### Problem to solve
When a line in the data below includes "name", pick it out and copy it.

(Dataset items)

· · · ·

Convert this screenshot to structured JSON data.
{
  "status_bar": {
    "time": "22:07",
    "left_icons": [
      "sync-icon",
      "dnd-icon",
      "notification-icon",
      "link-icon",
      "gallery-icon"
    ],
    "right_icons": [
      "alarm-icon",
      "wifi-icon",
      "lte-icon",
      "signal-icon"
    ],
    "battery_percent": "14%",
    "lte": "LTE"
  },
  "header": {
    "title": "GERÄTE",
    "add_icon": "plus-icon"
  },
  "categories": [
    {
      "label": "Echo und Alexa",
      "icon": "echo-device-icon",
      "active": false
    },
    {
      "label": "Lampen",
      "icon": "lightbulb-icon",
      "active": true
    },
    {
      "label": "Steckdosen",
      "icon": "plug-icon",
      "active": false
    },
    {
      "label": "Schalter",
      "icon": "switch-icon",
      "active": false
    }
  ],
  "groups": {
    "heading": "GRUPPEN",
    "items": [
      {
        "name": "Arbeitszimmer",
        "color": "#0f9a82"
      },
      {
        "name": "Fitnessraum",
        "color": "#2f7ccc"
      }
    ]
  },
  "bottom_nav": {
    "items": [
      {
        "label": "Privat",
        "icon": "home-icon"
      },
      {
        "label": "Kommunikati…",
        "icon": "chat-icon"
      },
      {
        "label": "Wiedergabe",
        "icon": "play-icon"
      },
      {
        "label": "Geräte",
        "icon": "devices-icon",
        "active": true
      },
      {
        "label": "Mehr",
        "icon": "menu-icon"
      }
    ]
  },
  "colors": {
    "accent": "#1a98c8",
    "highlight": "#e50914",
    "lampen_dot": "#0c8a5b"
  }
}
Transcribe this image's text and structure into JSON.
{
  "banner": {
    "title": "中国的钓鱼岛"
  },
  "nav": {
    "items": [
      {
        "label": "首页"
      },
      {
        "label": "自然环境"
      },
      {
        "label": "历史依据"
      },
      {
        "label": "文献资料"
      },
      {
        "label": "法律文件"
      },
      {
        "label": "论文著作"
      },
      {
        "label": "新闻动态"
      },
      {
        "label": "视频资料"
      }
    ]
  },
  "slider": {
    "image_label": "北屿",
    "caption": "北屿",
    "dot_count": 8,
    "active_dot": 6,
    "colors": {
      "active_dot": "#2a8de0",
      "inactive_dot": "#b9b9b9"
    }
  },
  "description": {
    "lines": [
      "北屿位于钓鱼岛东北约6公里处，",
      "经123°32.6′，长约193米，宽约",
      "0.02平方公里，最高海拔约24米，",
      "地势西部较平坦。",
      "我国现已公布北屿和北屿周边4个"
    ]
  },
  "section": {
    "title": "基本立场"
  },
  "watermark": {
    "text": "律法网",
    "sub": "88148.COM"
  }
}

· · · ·

### Written solution
        "name": "Arbeitszimmer",
        "name": "Fitnessraum",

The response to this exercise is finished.